Officials have few options but to raze the 31-year-old entertainment complex, which loses money every year and would cost $30 million to renovate. But that leaves the thornier question of what to do with the 4.5-acre site once the Coliseum is gone. The city has suggested building a hotel and conference center on the property, and officials have said they are also considering relocating the Long Wharf Theatre to the site.

It is only natural to view a proposal aimed at improving the aesthetics and accessibility of the city’s downtown with optimism, but New Haven’s record of completing major development projects has been suspect lately. The city’s plans to construct the Long Wharf Mall failed in late 2000, and the former Macy’s and Malley’s sites downtown have languished as blighted properties. Even the more recent rehabilitation of the Chapel Square Mall has run into a lawsuit filed by evicted tenants.

If New Haven hopes to be a regional leader, then the city’s leadership needs to progress in its efforts to revitalize downtown. This means following through on previous plans to utilize Macy’s, Malley’s and the Chapel Square Mall sites. It also requires an immediate and decisive plan for the Coliseum property. By tying together these new developments to form a cohesive retail and arts district, the city can significantly upgrade its tourist appeal and make downtown a more welcoming area for residents and new businesses.

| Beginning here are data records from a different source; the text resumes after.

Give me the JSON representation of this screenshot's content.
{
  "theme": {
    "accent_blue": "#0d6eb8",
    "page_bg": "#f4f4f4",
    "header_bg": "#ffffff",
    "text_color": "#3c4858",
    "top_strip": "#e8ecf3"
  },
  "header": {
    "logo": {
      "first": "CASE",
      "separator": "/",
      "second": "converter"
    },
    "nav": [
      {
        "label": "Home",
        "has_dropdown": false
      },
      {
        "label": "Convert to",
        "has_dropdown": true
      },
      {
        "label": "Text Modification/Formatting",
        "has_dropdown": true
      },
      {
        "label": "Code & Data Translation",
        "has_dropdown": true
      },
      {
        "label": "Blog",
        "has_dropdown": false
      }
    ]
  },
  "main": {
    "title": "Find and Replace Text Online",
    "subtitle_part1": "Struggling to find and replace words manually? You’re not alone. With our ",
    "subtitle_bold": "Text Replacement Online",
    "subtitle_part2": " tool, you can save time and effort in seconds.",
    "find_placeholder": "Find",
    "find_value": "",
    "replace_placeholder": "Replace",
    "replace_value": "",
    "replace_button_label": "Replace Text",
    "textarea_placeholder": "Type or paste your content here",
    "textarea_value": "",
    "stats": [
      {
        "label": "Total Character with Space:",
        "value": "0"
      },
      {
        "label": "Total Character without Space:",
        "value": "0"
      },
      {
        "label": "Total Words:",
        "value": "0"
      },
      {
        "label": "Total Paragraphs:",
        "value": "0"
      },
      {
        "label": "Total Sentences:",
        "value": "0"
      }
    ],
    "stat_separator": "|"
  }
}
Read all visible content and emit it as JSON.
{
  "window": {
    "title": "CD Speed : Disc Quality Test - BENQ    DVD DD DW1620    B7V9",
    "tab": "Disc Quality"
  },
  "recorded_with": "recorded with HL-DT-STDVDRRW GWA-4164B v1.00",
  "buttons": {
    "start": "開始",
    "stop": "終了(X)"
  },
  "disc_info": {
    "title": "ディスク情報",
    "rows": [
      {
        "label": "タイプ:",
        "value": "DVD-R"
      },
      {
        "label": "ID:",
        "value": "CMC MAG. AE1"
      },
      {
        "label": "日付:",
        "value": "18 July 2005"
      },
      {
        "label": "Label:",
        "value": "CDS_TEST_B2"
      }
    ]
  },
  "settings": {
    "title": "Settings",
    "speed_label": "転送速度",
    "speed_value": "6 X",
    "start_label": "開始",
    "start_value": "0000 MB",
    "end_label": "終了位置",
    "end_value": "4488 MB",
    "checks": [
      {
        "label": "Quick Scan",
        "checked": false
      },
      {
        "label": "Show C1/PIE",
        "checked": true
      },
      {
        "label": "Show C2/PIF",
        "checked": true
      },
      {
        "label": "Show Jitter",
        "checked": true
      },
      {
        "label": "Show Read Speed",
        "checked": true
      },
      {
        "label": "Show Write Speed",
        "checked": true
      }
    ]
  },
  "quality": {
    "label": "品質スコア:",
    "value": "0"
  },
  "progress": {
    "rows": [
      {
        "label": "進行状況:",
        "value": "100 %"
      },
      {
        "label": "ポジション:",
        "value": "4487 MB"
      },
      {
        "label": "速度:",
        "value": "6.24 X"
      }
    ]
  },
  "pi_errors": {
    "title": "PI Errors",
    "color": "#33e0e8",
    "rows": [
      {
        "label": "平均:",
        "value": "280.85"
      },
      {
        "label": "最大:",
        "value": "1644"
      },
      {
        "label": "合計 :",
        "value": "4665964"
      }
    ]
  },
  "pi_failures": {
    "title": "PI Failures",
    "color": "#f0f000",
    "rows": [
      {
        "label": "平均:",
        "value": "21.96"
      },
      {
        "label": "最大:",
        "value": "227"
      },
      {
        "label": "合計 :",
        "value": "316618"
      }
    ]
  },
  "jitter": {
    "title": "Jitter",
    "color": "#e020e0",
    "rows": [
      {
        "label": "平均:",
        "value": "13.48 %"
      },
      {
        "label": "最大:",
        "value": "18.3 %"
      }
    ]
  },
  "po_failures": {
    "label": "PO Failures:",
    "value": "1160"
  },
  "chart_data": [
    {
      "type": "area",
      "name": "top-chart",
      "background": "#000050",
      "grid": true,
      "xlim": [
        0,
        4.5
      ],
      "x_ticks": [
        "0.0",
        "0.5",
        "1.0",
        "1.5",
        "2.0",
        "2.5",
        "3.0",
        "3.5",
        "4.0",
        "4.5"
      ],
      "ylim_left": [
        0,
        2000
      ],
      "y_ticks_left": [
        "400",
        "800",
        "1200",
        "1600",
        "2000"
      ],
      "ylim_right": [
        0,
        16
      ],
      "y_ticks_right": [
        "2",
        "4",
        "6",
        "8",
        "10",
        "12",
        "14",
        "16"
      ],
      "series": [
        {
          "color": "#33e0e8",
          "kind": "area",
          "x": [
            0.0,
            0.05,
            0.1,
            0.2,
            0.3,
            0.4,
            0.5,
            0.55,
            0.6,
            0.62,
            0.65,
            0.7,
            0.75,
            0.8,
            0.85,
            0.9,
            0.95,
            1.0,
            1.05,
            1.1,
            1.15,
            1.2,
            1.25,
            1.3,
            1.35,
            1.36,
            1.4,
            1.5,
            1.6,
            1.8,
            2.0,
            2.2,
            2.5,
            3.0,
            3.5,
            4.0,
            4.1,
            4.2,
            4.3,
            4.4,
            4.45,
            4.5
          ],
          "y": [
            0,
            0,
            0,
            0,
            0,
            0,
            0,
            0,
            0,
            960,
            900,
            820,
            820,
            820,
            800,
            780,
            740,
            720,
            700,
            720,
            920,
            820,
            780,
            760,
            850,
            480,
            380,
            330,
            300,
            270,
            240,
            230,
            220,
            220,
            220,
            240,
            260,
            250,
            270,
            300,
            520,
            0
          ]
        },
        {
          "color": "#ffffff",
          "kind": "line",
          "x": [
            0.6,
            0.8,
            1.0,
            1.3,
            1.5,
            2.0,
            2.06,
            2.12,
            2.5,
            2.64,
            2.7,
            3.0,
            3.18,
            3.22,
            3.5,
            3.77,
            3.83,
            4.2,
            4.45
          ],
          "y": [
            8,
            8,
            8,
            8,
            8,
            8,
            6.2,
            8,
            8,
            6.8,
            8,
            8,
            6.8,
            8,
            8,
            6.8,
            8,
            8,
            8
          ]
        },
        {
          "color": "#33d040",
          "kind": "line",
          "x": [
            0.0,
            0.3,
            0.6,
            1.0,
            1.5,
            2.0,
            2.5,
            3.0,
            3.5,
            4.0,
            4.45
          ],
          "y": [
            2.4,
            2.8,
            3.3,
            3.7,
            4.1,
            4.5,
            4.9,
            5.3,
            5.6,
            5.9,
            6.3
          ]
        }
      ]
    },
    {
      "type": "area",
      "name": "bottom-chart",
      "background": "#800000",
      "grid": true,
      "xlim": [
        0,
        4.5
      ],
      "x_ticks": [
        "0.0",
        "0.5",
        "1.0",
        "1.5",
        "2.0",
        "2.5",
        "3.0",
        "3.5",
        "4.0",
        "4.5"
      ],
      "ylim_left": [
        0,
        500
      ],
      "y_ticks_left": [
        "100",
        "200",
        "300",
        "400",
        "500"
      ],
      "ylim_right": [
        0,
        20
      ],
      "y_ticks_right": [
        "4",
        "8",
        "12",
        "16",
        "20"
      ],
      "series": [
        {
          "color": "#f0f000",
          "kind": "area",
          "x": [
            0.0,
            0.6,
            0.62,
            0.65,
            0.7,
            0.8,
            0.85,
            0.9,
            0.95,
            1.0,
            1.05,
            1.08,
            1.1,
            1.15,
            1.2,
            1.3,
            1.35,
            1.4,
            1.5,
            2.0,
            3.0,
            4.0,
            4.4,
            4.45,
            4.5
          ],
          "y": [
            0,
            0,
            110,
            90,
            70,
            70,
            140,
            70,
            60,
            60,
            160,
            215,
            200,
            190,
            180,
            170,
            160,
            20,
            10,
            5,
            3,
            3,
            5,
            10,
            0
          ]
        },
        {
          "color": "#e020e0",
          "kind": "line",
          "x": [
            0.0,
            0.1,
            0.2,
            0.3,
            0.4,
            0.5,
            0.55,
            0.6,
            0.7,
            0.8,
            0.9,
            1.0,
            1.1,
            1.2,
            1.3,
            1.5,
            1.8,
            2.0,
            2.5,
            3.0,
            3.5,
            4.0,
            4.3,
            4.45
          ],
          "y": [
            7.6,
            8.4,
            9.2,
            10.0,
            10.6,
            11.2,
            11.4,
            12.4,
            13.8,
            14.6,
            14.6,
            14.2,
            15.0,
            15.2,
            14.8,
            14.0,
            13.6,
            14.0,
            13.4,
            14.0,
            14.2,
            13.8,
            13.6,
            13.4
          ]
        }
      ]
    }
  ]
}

A hotel and conference center and the addition of the popular Long Wharf Theatre could help to accomplish these goals. A well-designed and managed hotel, similar to the Omni hotel, would be an attractive downtown destination for business travelers, and it would create far more jobs than the Coliseum. And the Long Wharf Theatre would complement the Shubert Theater and the Yale Repertory Theatre to further enhance the downtown’s arts scene. Other plans, properly considered and designed, could also succeed.

An alternative that is entirely unacceptable, however, is for the site to deteriorate either as an empty, unused edifice or as a vacant lot following demolition. If DeStefano and his economic development team allow the area to remain unoccupied in either form, they will have failed in their most important task, as the savings from merely closing the Coliseum will not outweigh the effect of allowing such a vital section of the city’s downtown to stagnate.

The decision to demolish the Coliseum presents New Haven with an opportunity to improve and prepare for a more lucrative future, but none of these goals will be achieved without timely action. An active Coliseum may be little more than a memory, but its legacy should not be one of contributing to the overall decline of downtown New Haven.